• _Aim of the exercise_
Lift out all lines below that contain "Output".

== Segment start ==

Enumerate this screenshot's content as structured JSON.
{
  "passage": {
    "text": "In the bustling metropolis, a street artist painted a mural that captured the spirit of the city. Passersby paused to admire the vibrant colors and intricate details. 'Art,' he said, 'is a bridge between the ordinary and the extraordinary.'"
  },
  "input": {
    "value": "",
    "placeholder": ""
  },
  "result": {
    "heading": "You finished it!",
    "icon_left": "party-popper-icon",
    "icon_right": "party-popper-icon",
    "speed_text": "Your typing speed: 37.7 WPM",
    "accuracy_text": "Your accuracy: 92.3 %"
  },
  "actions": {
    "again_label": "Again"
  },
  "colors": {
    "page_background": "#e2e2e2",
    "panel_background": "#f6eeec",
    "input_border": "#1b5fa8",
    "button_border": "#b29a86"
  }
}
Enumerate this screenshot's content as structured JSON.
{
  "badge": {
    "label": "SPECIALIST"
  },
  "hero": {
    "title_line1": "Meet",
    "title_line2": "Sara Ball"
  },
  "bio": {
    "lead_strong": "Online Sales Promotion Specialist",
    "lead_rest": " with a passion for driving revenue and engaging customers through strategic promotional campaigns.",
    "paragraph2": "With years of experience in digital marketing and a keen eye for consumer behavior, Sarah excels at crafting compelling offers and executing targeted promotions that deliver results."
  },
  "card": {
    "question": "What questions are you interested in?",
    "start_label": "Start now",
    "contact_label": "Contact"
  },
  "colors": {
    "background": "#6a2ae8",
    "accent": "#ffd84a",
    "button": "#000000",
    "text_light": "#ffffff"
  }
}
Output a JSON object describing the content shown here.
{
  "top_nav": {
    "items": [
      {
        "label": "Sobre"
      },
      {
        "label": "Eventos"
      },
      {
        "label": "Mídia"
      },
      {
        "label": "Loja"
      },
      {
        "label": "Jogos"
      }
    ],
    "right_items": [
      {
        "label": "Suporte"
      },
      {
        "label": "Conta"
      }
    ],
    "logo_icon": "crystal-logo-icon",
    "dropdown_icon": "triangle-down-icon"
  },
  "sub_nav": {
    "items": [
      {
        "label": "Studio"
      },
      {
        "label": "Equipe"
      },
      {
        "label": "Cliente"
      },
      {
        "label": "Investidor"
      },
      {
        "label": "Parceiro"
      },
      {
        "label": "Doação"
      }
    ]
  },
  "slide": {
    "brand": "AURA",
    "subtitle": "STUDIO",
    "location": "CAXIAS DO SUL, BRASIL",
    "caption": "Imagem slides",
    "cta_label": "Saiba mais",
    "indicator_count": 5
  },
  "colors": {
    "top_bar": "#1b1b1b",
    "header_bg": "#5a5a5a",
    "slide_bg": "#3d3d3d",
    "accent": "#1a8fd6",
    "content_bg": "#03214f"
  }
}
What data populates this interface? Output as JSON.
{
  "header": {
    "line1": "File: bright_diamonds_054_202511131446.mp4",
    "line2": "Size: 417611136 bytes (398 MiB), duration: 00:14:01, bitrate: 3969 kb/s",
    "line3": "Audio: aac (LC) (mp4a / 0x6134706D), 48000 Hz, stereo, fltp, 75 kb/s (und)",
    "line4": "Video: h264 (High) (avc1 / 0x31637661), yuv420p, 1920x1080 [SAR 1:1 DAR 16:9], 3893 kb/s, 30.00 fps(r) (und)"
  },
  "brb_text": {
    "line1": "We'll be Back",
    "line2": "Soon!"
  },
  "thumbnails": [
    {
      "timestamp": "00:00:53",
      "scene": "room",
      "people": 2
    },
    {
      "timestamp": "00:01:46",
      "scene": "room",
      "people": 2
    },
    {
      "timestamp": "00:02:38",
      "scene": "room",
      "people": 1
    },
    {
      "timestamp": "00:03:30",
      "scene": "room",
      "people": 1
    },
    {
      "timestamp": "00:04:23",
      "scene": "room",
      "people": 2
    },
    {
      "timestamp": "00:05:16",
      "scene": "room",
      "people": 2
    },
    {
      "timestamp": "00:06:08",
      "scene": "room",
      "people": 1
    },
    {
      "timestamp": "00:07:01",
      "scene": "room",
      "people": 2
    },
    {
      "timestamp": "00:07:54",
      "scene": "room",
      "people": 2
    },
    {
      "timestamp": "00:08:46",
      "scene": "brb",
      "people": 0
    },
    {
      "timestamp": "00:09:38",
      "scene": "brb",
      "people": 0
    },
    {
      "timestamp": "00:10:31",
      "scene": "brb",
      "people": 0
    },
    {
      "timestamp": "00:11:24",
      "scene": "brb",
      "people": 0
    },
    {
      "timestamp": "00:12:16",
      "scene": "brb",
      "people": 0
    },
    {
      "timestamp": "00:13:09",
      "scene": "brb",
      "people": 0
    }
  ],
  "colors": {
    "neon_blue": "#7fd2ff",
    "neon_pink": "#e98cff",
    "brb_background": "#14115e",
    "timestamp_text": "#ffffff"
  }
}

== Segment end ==

• _Worked solution_
Output a JSON object describing the content shown here.
What data populates this interface? Output as JSON.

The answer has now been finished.